* **Exercise requirements**
Every record below should be written out exactly; pictures stay out.

* **Input data**
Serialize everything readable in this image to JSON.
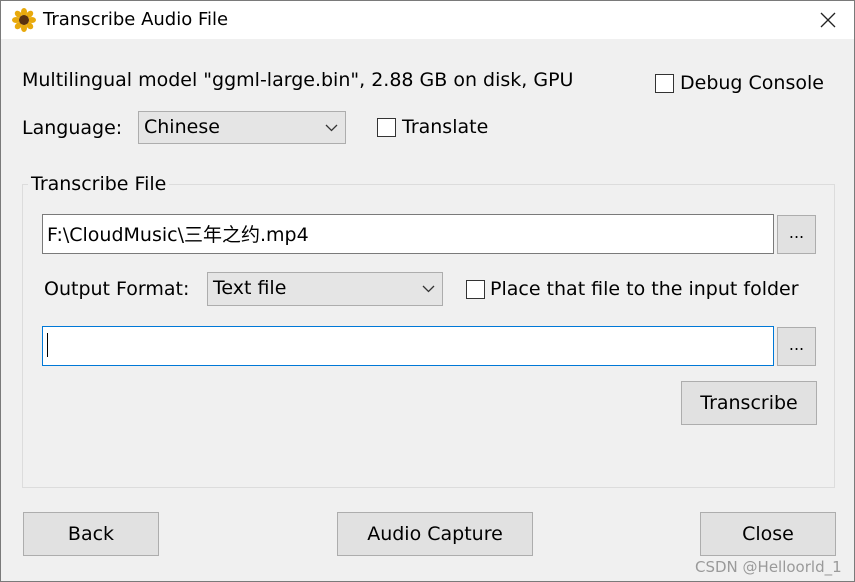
{
  "window": {
    "title": "Transcribe Audio File",
    "app_icon": "sunflower-icon",
    "close_icon": "close-icon"
  },
  "model_info": "Multilingual model \"ggml-large.bin\", 2.88 GB on disk, GPU",
  "debug_console": {
    "label": "Debug Console",
    "checked": false
  },
  "language": {
    "label": "Language:",
    "selected": "Chinese"
  },
  "translate": {
    "label": "Translate",
    "checked": false
  },
  "group": {
    "title": "Transcribe File",
    "input_file": "F:\\CloudMusic\\三年之约.mp4",
    "browse_label": "...",
    "output_format": {
      "label": "Output Format:",
      "selected": "Text file"
    },
    "place_in_input_folder": {
      "label": "Place that file to the input folder",
      "checked": false
    },
    "output_file": "",
    "transcribe_label": "Transcribe"
  },
  "footer": {
    "back_label": "Back",
    "audio_capture_label": "Audio Capture",
    "close_label": "Close"
  },
  "watermark": "CSDN @Helloorld_1"
}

* **Solved exercise**
Serialize everything readable in this image to JSON.
{
  "window": {
    "title": "Transcribe Audio File",
    "app_icon": "sunflower-icon",
    "close_icon": "close-icon"
  },
  "model_info": "Multilingual model \"ggml-large.bin\", 2.88 GB on disk, GPU",
  "debug_console": {
    "label": "Debug Console",
    "checked": false
  },
  "language": {
    "label": "Language:",
    "selected": "Chinese"
  },
  "translate": {
    "label": "Translate",
    "checked": false
  },
  "group": {
    "title": "Transcribe File",
    "input_file": "F:\\CloudMusic\\三年之约.mp4",
    "browse_label": "...",
    "output_format": {
      "label": "Output Format:",
      "selected": "Text file"
    },
    "place_in_input_folder": {
      "label": "Place that file to the input folder",
      "checked": false
    },
    "output_file": "",
    "transcribe_label": "Transcribe"
  },
  "footer": {
    "back_label": "Back",
    "audio_capture_label": "Audio Capture",
    "close_label": "Close"
  },
  "watermark": "CSDN @Helloorld_1"
}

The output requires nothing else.